People can now follow researchers into the frigid Arctic and compare notes with a historic expedition through icy waters with a new web app.

The Multidisciplinary drifting Observatory for the Study of Arctic Climate —MOSAiC — project is seeking to gather data on the Arctic by freezing the German research icebreaker Polarstern into developing ice for a yearlong study. The ship took off Sept. 20 from Tromso, Norway, and is looking for an ice floe in which to set up camp for the rest of the year, said Heather McFarland, communications lead at the International Arctic Research Center out of the University of Alaska Fairbanks.

“We have five researchers that will be taking part of MOSAiC during two legs of the expedition,” McFarland said.

Hundreds of scientists are involved in the expedition, but MOSAiC is spearheaded by scientists at the Alfred-Wegener Institute in Germany. The institute developed a web app where the public can follow the scientists on their journey, which can be found at follow.mosaic-expedition.org. It can be used to track the Polarstern’s movement in real time, McFarland said.

McFarland said “the really cool thing” is that the expedition follows a drift similar to the expedition taken by Norwegian scientist Fridtjof Nansen in 1893.

The app incorporates his expedition with that of MOSAiC.

“When you first open this MOSAiC app, on the bottom left-hand corner there’s two icons,” McFarland said. “One is an icebreaker, and the other is a sailing ship.”

Clicking on the icebreaker opens up the daily updates from the modern-day Polarstern crew. Clicking on the sailing ship allows users to see where Nansen’s ship was in 1893 on the same dates.

The app is just one aspect of how researchers are reaching out to the public and sharing their work. McFarland sai. Because of the scope of the project, it’s something they wanted to do for the people who are interested in the research.

“This is a historic expedition,” she said. “Although there have been other expeditions to the Arctic Ocean, nothing has ever been done at this scale or to this length of time.”

People looking to engage with scientists on the project may also send #askmosaic videos to mosaic@colorado.edu with the subject line #askmosaic to ask the scientists questions about their research.
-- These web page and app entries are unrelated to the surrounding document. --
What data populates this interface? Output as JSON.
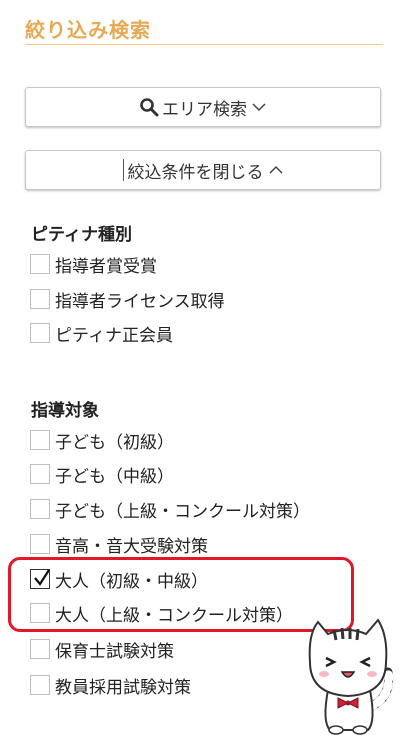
{
  "filter": {
    "title": "絞り込み検索",
    "search_button_label": "エリア検索",
    "close_button_label": "絞込条件を閉じる"
  },
  "sections": [
    {
      "heading": "ピティナ種別",
      "options": [
        {
          "label": "指導者賞受賞",
          "checked": false
        },
        {
          "label": "指導者ライセンス取得",
          "checked": false
        },
        {
          "label": "ピティナ正会員",
          "checked": false
        }
      ]
    },
    {
      "heading": "指導対象",
      "options": [
        {
          "label": "子ども（初級）",
          "checked": false
        },
        {
          "label": "子ども（中級）",
          "checked": false
        },
        {
          "label": "子ども（上級・コンクール対策）",
          "checked": false
        },
        {
          "label": "音高・音大受験対策",
          "checked": false
        },
        {
          "label": "大人（初級・中級）",
          "checked": true
        },
        {
          "label": "大人（上級・コンクール対策）",
          "checked": false
        },
        {
          "label": "保育士試験対策",
          "checked": false
        },
        {
          "label": "教員採用試験対策",
          "checked": false
        }
      ]
    }
  ],
  "colors": {
    "title": "#e8a955",
    "highlight": "#e0182a"
  },
  "icons": [
    "search-icon",
    "chevron-down-icon",
    "chevron-up-icon",
    "checkmark-icon",
    "cat-mascot-icon"
  ]
}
Guidelines on how to format the video can be found at mosaic.colorado.edu/

video-questions.

Rob Rember and Marc Oggier, the two UAF researchers on the first leg of the expedition, will spend from now until January on the Polarstern. Their position is signaled by tiny circles that blip out of the end of the blue line on the web app. They are sending periodic updates to be posted on Rember’s blog at uaf-iarc.org/engagement/expeditions/mosaic, on the Facebook page Social Window: MOSAiC UAF and on Twitter: @ArcticMosaic.

“We want people who are back home to be able to experience what Rob and Marc are experiencing,” McFarland said, “and I think another part of it is what is happening in the Arctic in terms of warming is impacting lower latitudes and so these are things that actually do matter to people in the rest of the world.”

Contact staff writer Kyrie Long at 459-7510. Follow her on Twitter: @FDNMlocal.